Nature is waiting at the table
Girlguiding Advocate Emily says it's time to listen to nature
‘Time for nature’ seemed a fitting theme for this year’s World Environment Day, which was marked last Friday 5 June.
The day has come and gone but the relevance stands beyond just one day.
Previous springs have blossomed and melted into summers whilst we went about our hectic lives – or, in my case, revised for exams which this year will not be sat. The earth was hurtling forwards at full speed. And then it stopped. The situation we now find ourselves in is bleak. But the possibility for environmental change is not. For, a welcome surprise of everyone staying inside their homes is that we’ve bought some time for nature.
And nature is responding.
For me, the plummet in air pollution is a particular milestone – and for more than the physical effects. For years, our own stubbornness and despondence has been our enemy, and perhaps understandably so given the scale of the climate crisis. I often hear people claim that small, individual choices will never make a difference on a wider scale. They see little point in reducing the usage of their car, or whatever small action they are being encouraged to take, because they believe they won’t make a dent in the environmental crisis. They give up.
Now, the change created by the whole world’s collective action, both big and small, is visible. Many have taken to social media to share images of cleaner parks and crystal-clear rivers, exclaiming how they hadn’t seen their local area look like this in years. Decades.

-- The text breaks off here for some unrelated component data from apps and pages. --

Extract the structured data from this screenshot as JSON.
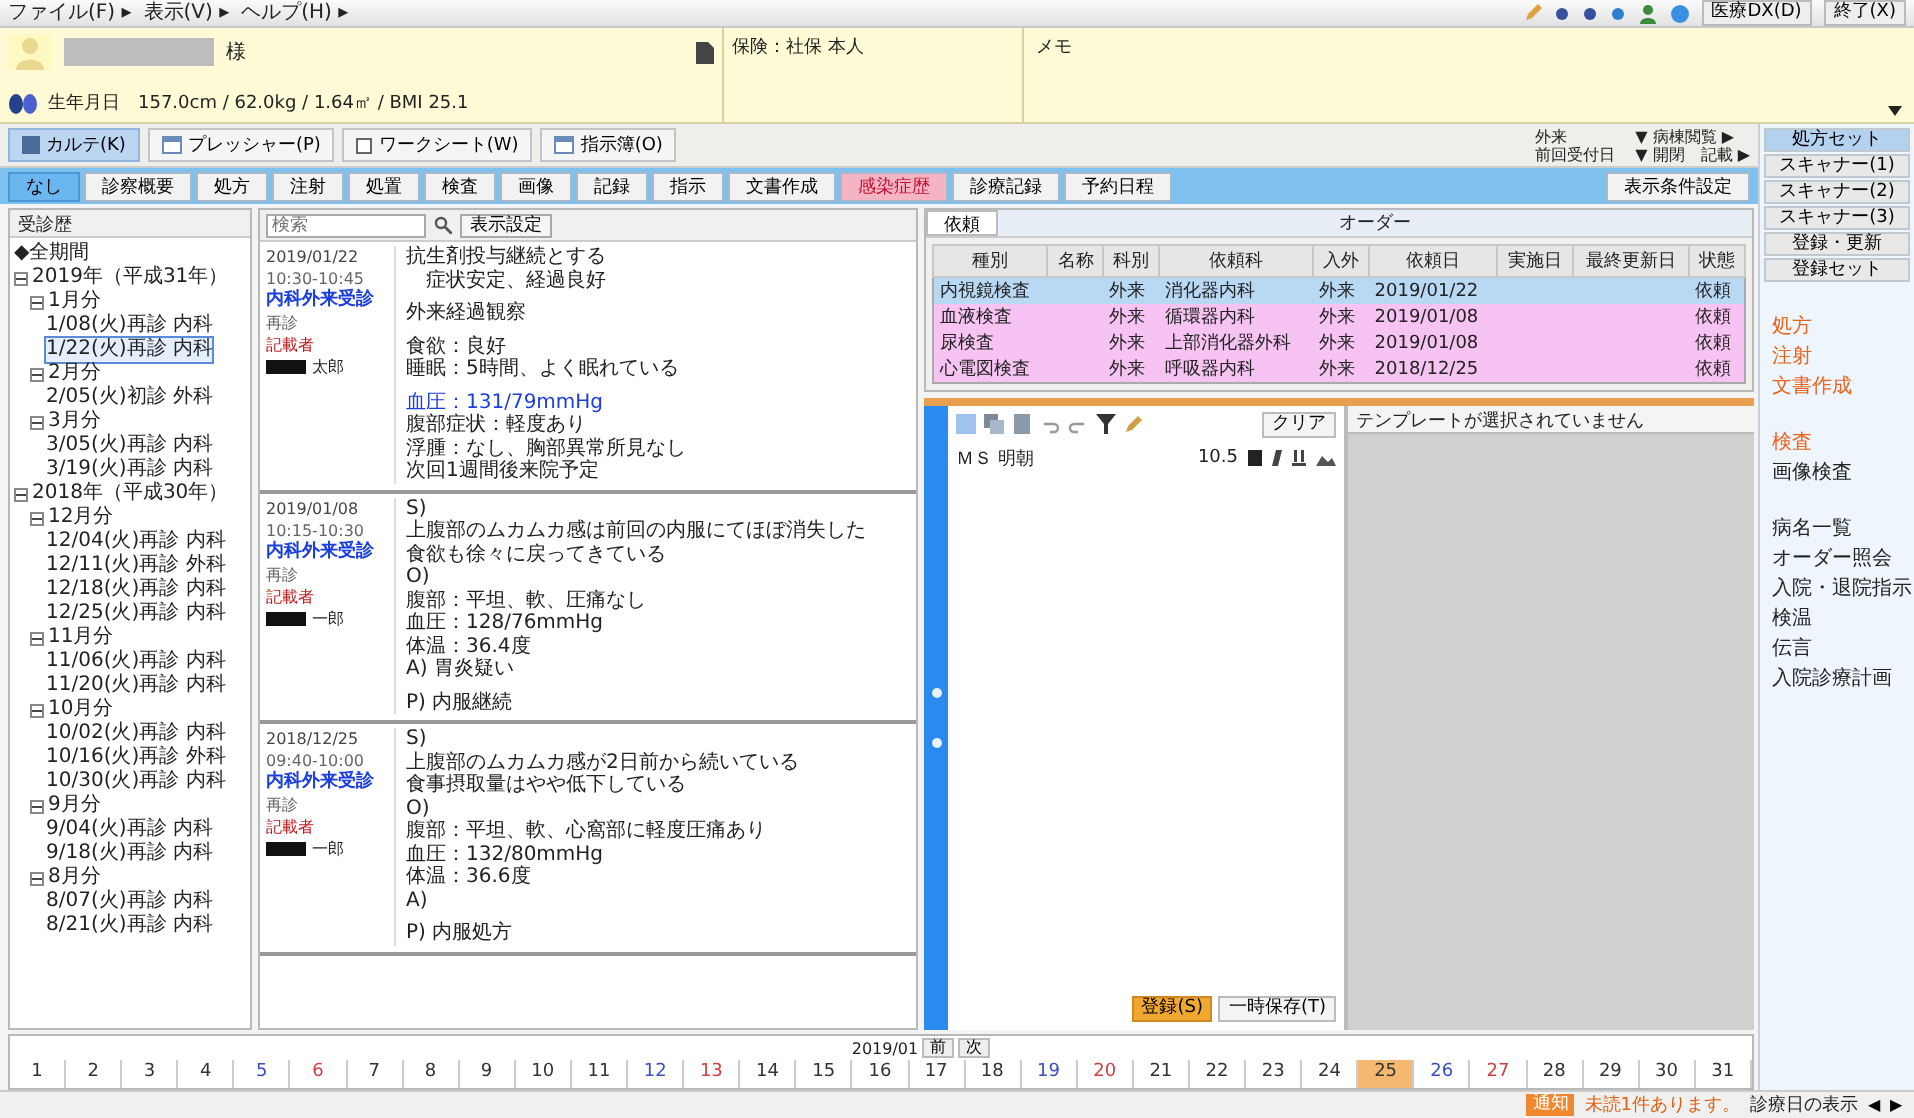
{
  "menu": {
    "items": [
      "ファイル(F) ▸",
      "表示(V) ▸",
      "ヘルプ(H) ▸"
    ],
    "buttons": [
      "医療DX(D)",
      "終了(X)"
    ]
  },
  "patient": {
    "honorific": "様",
    "info": "生年月日　157.0cm / 62.0kg / 1.64㎡ / BMI 25.1",
    "insurance": "保険：社保 本人",
    "memo_label": "メモ"
  },
  "toolbar": {
    "items": [
      {
        "label": "カルテ(K)",
        "kind": "toggle",
        "on": true
      },
      {
        "label": "プレッシャー(P)",
        "kind": "icon"
      },
      {
        "label": "ワークシート(W)",
        "kind": "checkbox",
        "checked": false
      },
      {
        "label": "指示簿(O)",
        "kind": "icon"
      }
    ],
    "filters": [
      {
        "label": "外来",
        "value": "▼ 病棟閲覧 ▶"
      },
      {
        "label": "前回受付日",
        "value": "▼ 開閉　記載 ▶"
      }
    ]
  },
  "tabs": {
    "items": [
      {
        "label": "なし",
        "selected": true,
        "alert": false
      },
      {
        "label": "診察概要",
        "selected": false,
        "alert": false
      },
      {
        "label": "処方",
        "selected": false,
        "alert": false
      },
      {
        "label": "注射",
        "selected": false,
        "alert": false
      },
      {
        "label": "処置",
        "selected": false,
        "alert": false
      },
      {
        "label": "検査",
        "selected": false,
        "alert": false
      },
      {
        "label": "画像",
        "selected": false,
        "alert": false
      },
      {
        "label": "記録",
        "selected": false,
        "alert": false
      },
      {
        "label": "指示",
        "selected": false,
        "alert": false
      },
      {
        "label": "文書作成",
        "selected": false,
        "alert": false
      },
      {
        "label": "感染症歴",
        "selected": false,
        "alert": true
      },
      {
        "label": "診療記録",
        "selected": false,
        "alert": false
      },
      {
        "label": "予約日程",
        "selected": false,
        "alert": false
      }
    ],
    "settings_button": "表示条件設定"
  },
  "tree": {
    "title": "受診歴",
    "items": [
      {
        "label": "◆全期間",
        "selected": false
      },
      {
        "label": "2019年（平成31年）",
        "expanded": true,
        "children": [
          {
            "label": "1月分",
            "expanded": true,
            "children": [
              {
                "label": "1/08(火)再診 内科",
                "selected": false
              },
              {
                "label": "1/22(火)再診 内科",
                "selected": true
              }
            ]
          },
          {
            "label": "2月分",
            "expanded": true,
            "children": [
              {
                "label": "2/05(火)初診 外科",
                "selected": false
              }
            ]
          },
          {
            "label": "3月分",
            "expanded": true,
            "children": [
              {
                "label": "3/05(火)再診 内科",
                "selected": false
              },
              {
                "label": "3/19(火)再診 内科",
                "selected": false
              }
            ]
          }
        ]
      },
      {
        "label": "2018年（平成30年）",
        "expanded": true,
        "children": [
          {
            "label": "12月分",
            "expanded": true,
            "children": [
              {
                "label": "12/04(火)再診 内科",
                "selected": false
              },
              {
                "label": "12/11(火)再診 外科",
                "selected": false
              },
              {
                "label": "12/18(火)再診 内科",
                "selected": false
              },
              {
                "label": "12/25(火)再診 内科",
                "selected": false
              }
            ]
          },
          {
            "label": "11月分",
            "expanded": true,
            "children": [
              {
                "label": "11/06(火)再診 内科",
                "selected": false
              },
              {
                "label": "11/20(火)再診 内科",
                "selected": false
              }
            ]
          },
          {
            "label": "10月分",
            "expanded": true,
            "children": [
              {
                "label": "10/02(火)再診 内科",
                "selected": false
              },
              {
                "label": "10/16(火)再診 外科",
                "selected": false
              },
              {
                "label": "10/30(火)再診 内科",
                "selected": false
              }
            ]
          },
          {
            "label": "9月分",
            "expanded": true,
            "children": [
              {
                "label": "9/04(火)再診 内科",
                "selected": false
              },
              {
                "label": "9/18(火)再診 内科",
                "selected": false
              }
            ]
          },
          {
            "label": "8月分",
            "expanded": true,
            "children": [
              {
                "label": "8/07(火)再診 内科",
                "selected": false
              },
              {
                "label": "8/21(火)再診 内科",
                "selected": false
              }
            ]
          }
        ]
      }
    ]
  },
  "notes": {
    "search": {
      "placeholder": "検索"
    },
    "settings_button": "表示設定",
    "entries": [
      {
        "meta": [
          {
            "text": "2019/01/22",
            "kind": "date"
          },
          {
            "text": "10:30-10:45",
            "kind": "time"
          },
          {
            "text": "内科外来受診",
            "kind": "dept"
          },
          {
            "text": "再診",
            "kind": "visit"
          },
          {
            "text": "記載者",
            "kind": "role"
          },
          {
            "text": "太郎",
            "kind": "author"
          }
        ],
        "lines": [
          {
            "text": "抗生剤投与継続とする"
          },
          {
            "text": "　症状安定、経過良好"
          },
          {
            "kind": "blank"
          },
          {
            "text": "外来経過観察"
          },
          {
            "kind": "blank"
          },
          {
            "text": "食欲：良好"
          },
          {
            "text": "睡眠：5時間、よく眠れている"
          },
          {
            "kind": "blank"
          },
          {
            "text": "血圧：131/79mmHg",
            "kind": "vital"
          },
          {
            "text": "腹部症状：軽度あり"
          },
          {
            "text": "浮腫：なし、胸部異常所見なし"
          },
          {
            "text": "次回1週間後来院予定"
          }
        ]
      },
      {
        "meta": [
          {
            "text": "2019/01/08",
            "kind": "date"
          },
          {
            "text": "10:15-10:30",
            "kind": "time"
          },
          {
            "text": "内科外来受診",
            "kind": "dept"
          },
          {
            "text": "再診",
            "kind": "visit"
          },
          {
            "text": "記載者",
            "kind": "role"
          },
          {
            "text": "一郎",
            "kind": "author"
          }
        ],
        "lines": [
          {
            "text": "S)"
          },
          {
            "text": "上腹部のムカムカ感は前回の内服にてほぼ消失した"
          },
          {
            "text": "食欲も徐々に戻ってきている"
          },
          {
            "text": "O)"
          },
          {
            "text": "腹部：平坦、軟、圧痛なし"
          },
          {
            "text": "血圧：128/76mmHg"
          },
          {
            "text": "体温：36.4度"
          },
          {
            "text": "A) 胃炎疑い"
          },
          {
            "kind": "blank"
          },
          {
            "text": "P) 内服継続"
          }
        ]
      },
      {
        "meta": [
          {
            "text": "2018/12/25",
            "kind": "date"
          },
          {
            "text": "09:40-10:00",
            "kind": "time"
          },
          {
            "text": "内科外来受診",
            "kind": "dept"
          },
          {
            "text": "再診",
            "kind": "visit"
          },
          {
            "text": "記載者",
            "kind": "role"
          },
          {
            "text": "一郎",
            "kind": "author"
          }
        ],
        "lines": [
          {
            "text": "S)"
          },
          {
            "text": "上腹部のムカムカ感が2日前から続いている"
          },
          {
            "text": "食事摂取量はやや低下している"
          },
          {
            "text": "O)"
          },
          {
            "text": "腹部：平坦、軟、心窩部に軽度圧痛あり"
          },
          {
            "text": "血圧：132/80mmHg"
          },
          {
            "text": "体温：36.6度"
          },
          {
            "text": "A)"
          },
          {
            "kind": "blank"
          },
          {
            "text": "P) 内服処方"
          }
        ]
      }
    ]
  },
  "orders": {
    "tab": "依頼",
    "title": "オーダー",
    "columns": [
      "種別",
      "名称",
      "科別",
      "依頼科",
      "入外",
      "依頼日",
      "実施日",
      "最終更新日",
      "状態"
    ],
    "rows": [
      {
        "cells": [
          "内視鏡検査",
          null,
          "外来",
          "消化器内科",
          "外来",
          "2019/01/22",
          null,
          null,
          "依頼"
        ],
        "selected": true
      },
      {
        "cells": [
          "血液検査",
          null,
          "外来",
          "循環器内科",
          "外来",
          "2019/01/08",
          null,
          null,
          "依頼"
        ],
        "selected": false,
        "color": "#f7c3f2"
      },
      {
        "cells": [
          "尿検査",
          null,
          "外来",
          "上部消化器外科",
          "外来",
          "2019/01/08",
          null,
          null,
          "依頼"
        ],
        "selected": false,
        "color": "#f7c3f2"
      },
      {
        "cells": [
          "心電図検査",
          null,
          "外来",
          "呼吸器内科",
          "外来",
          "2018/12/25",
          null,
          null,
          "依頼"
        ],
        "selected": false,
        "color": "#f7c3f2"
      }
    ]
  },
  "editor": {
    "clear_button": "クリア",
    "font": "ＭＳ 明朝",
    "font_size": "10.5",
    "save_button": "登録(S)",
    "draft_button": "一時保存(T)",
    "preview_title": "テンプレートが選択されていません"
  },
  "sidebar": {
    "buttons": [
      {
        "label": "処方セット",
        "selected": true
      },
      {
        "label": "スキャナー(1)",
        "selected": false
      },
      {
        "label": "スキャナー(2)",
        "selected": false
      },
      {
        "label": "スキャナー(3)",
        "selected": false
      },
      {
        "label": "登録・更新",
        "selected": false
      },
      {
        "label": "登録セット",
        "selected": false
      }
    ],
    "link_groups": [
      [
        {
          "label": "処方",
          "color": "#e8641e"
        },
        {
          "label": "注射",
          "color": "#e8641e"
        },
        {
          "label": "文書作成",
          "color": "#e8641e"
        }
      ],
      [
        {
          "label": "検査",
          "color": "#e8641e"
        },
        {
          "label": "画像検査",
          "color": "#222222"
        }
      ],
      [
        {
          "label": "病名一覧",
          "color": "#222222"
        },
        {
          "label": "オーダー照会",
          "color": "#222222"
        },
        {
          "label": "入院・退院指示",
          "color": "#222222"
        },
        {
          "label": "検温",
          "color": "#222222"
        },
        {
          "label": "伝言",
          "color": "#222222"
        },
        {
          "label": "入院診療計画",
          "color": "#222222"
        }
      ]
    ]
  },
  "dates": {
    "month": "2019/01",
    "prev_button": "前",
    "next_button": "次",
    "days": [
      {
        "label": "1",
        "selected": false
      },
      {
        "label": "2",
        "selected": false
      },
      {
        "label": "3",
        "selected": false
      },
      {
        "label": "4",
        "selected": false
      },
      {
        "label": "5",
        "selected": false,
        "color": "#3b4fc4"
      },
      {
        "label": "6",
        "selected": false,
        "color": "#d04040"
      },
      {
        "label": "7",
        "selected": false
      },
      {
        "label": "8",
        "selected": false
      },
      {
        "label": "9",
        "selected": false
      },
      {
        "label": "10",
        "selected": false
      },
      {
        "label": "11",
        "selected": false
      },
      {
        "label": "12",
        "selected": false,
        "color": "#3b4fc4"
      },
      {
        "label": "13",
        "selected": false,
        "color": "#d04040"
      },
      {
        "label": "14",
        "selected": false
      },
      {
        "label": "15",
        "selected": false
      },
      {
        "label": "16",
        "selected": false
      },
      {
        "label": "17",
        "selected": false
      },
      {
        "label": "18",
        "selected": false
      },
      {
        "label": "19",
        "selected": false,
        "color": "#3b4fc4"
      },
      {
        "label": "20",
        "selected": false,
        "color": "#d04040"
      },
      {
        "label": "21",
        "selected": false
      },
      {
        "label": "22",
        "selected": false
      },
      {
        "label": "23",
        "selected": false
      },
      {
        "label": "24",
        "selected": false
      },
      {
        "label": "25",
        "selected": true
      },
      {
        "label": "26",
        "selected": false,
        "color": "#3b4fc4"
      },
      {
        "label": "27",
        "selected": false,
        "color": "#d04040"
      },
      {
        "label": "28",
        "selected": false
      },
      {
        "label": "29",
        "selected": false
      },
      {
        "label": "30",
        "selected": false
      },
      {
        "label": "31",
        "selected": false
      }
    ]
  },
  "status_bar": {
    "badge": "通知",
    "message": "未読1件あります。",
    "label": "診療日の表示",
    "prev": "◀",
    "next": "▶"
  }
}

Change has been forced upon us and the environment has responded with a vibrant enthusiasm. Now the responsibility lies with us to continue to change our habits for the benefit of long-term environmental growth and renewal.
Supporting environmental action
2020 was to be my gap year and I had been planning to spend it organising a Climate Conference for children, to encourage action beyond the classroom. My wish was for it to be held on World Environment Day. Of course, with unfolding events and the future of social distancing uncertain, my dream has been put aside for now – although it may go virtual. But there are other ways to support environmental action.
The school strikes movement has transferred to the online world, with young people posting pictures of themselves and their placards inside their homes. Others are using public research websites such as Zooniverse to help scientists track the movements of penguins or changes to coral reefs. And, of course, people are using their spare time to support nature within their own communities by gardening and educating themselves on their local areas.
To care for ourselves we must care for nature
Three in five girls (61%) told Girlguiding in a recent survey that improvements to the environment had been a silver lining in the life-changing storm of lockdown. And who can be surprised? It’s hard to watch the growing change and not feel hopeful. And when half of young women between fifteen and eighteen have reported a decline in their mental health (revealed in the same Girlguiding survey), a sign of nature’s resilience can mean everything to those struggling. The World Environment Day website includes the line “To care for ourselves we must care for nature”. Never in my lifetime has this felt more true.
There is hope. Pure and simple. But the most dangerous thing for us to do would be to suggest we have won the race, and have permission to relax.
Even during this pandemic, major companies have continued to turn away from environmentally friendly methods. Germany, as Thunberg declared with her iconic bluntness, is opening a new coal plant funded by a Finnish company (Here is the company’s response). And whilst the world focuses on lifting lockdown, environmental change risks getting side-lined in agreements which will naturally focus on shorter-term issues.
Let's build something new
Before the pandemic, initiatives such as The Climate Group, Climate Coalition and Girlguiding’s Planet Protectors united us across all ages in environmental action. But now, we have built something new. As a nation, we have clapped together. We have mourned together. We have sung and hoped and celebrated together. We have united as a community in crisis which is almost unprecedented in both its scale and manner.
I am asking for us to not lose this spirit.
As life folds back into a more familiar routine, there is a risk that the time we have found to sit in our garden or park will vanish. Our relationship with nature might lessen. We will move on with our lives. But we are here now. This moment should not be wasted.
We have been given an opportunity to reflect on the world we want to return to. Shall we ignore those whose mental wellbeing, especially amongst young women, has fallen, or will we reach out to them? Do we wish to leap back into our escalating global emissions, or will we help build a greener future?
Climate Change is a global crisis like Covid-19. It will have a devastating effect on humanity for centuries to come. All world governments need to prioritise solving the environmental crisis with the same focus and determination to succeed as we have witnessed during lockdown. Because this is not a disaster waiting to happen. It has already started.
Negotiations to counteract our planet’s crisis are halted for now. But Nature is already waiting at the table. She is demanding action.
It’s time for us to listen.